## TASK TO CARRY OUT:
Where a line contains the word "likes", copy that line from the records below.

(App and web page records)
* * * * * * * * *

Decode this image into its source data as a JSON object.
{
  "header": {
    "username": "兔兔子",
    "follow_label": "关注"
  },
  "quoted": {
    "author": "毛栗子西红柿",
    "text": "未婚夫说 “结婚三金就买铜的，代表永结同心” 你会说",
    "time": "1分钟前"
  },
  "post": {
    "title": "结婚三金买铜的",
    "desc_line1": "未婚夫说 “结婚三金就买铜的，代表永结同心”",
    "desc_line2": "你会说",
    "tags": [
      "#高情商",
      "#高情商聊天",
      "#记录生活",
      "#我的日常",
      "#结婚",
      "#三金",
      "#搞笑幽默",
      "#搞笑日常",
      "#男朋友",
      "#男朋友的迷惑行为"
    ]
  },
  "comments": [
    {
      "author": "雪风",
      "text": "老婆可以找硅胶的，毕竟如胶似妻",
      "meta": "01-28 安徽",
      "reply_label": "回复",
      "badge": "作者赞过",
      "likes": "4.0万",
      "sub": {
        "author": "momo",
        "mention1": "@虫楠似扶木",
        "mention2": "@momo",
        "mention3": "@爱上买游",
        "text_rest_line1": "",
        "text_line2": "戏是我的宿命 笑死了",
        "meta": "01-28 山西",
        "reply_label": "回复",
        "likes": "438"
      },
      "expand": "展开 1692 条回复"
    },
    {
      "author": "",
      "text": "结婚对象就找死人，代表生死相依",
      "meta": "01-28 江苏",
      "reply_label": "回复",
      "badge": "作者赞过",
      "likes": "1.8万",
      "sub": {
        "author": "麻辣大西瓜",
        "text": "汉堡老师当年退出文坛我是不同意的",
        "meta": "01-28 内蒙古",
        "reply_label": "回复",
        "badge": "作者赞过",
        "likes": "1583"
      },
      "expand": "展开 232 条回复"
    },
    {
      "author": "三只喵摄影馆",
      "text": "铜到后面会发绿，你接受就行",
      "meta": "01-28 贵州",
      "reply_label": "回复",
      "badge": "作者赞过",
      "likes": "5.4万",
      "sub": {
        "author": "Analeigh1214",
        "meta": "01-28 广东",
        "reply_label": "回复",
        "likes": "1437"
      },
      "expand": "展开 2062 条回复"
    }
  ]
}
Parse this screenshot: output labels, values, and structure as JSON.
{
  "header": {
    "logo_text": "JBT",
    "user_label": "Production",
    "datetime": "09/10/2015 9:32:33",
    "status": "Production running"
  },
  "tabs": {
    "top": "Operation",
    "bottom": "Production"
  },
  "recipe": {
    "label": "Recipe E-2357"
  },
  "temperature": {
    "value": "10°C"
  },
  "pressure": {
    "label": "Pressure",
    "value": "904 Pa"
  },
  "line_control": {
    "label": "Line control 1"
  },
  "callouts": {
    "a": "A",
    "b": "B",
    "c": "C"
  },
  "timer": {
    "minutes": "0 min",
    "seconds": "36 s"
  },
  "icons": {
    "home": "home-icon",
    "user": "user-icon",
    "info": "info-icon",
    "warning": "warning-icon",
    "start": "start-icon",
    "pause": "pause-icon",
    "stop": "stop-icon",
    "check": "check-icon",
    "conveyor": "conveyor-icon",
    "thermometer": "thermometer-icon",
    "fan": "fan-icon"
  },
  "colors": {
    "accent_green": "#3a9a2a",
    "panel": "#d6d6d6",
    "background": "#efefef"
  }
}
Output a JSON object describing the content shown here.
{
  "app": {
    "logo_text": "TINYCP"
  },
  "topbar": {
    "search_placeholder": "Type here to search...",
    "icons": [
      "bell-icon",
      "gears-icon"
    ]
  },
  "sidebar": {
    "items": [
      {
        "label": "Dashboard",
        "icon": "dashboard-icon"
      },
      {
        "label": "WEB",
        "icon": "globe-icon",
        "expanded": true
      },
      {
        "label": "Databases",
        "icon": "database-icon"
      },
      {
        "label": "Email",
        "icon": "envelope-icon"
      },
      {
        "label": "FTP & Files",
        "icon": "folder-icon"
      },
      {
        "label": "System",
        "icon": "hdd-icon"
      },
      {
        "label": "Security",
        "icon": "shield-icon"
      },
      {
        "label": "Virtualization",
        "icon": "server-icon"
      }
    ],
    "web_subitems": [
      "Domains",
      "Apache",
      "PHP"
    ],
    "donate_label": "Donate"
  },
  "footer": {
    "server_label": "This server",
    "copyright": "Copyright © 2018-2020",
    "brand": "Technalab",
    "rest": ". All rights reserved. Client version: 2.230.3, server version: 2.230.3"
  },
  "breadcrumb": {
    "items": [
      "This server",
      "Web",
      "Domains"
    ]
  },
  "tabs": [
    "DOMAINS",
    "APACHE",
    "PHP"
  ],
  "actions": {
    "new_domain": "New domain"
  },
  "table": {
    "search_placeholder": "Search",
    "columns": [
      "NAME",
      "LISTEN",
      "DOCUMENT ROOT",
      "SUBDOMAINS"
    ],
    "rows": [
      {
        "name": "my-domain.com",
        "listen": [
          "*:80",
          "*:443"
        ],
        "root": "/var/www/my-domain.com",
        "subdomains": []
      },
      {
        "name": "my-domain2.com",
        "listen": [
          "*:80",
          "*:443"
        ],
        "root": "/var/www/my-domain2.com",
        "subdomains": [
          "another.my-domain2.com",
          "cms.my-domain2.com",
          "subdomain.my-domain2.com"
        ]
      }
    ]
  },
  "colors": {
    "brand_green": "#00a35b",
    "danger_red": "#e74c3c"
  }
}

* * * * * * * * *

## TASK RESULT:
      "likes": "4.0万",
        "likes": "438"
      "likes": "1.8万",
        "likes": "1583"
      "likes": "5.4万",
        "likes": "1437"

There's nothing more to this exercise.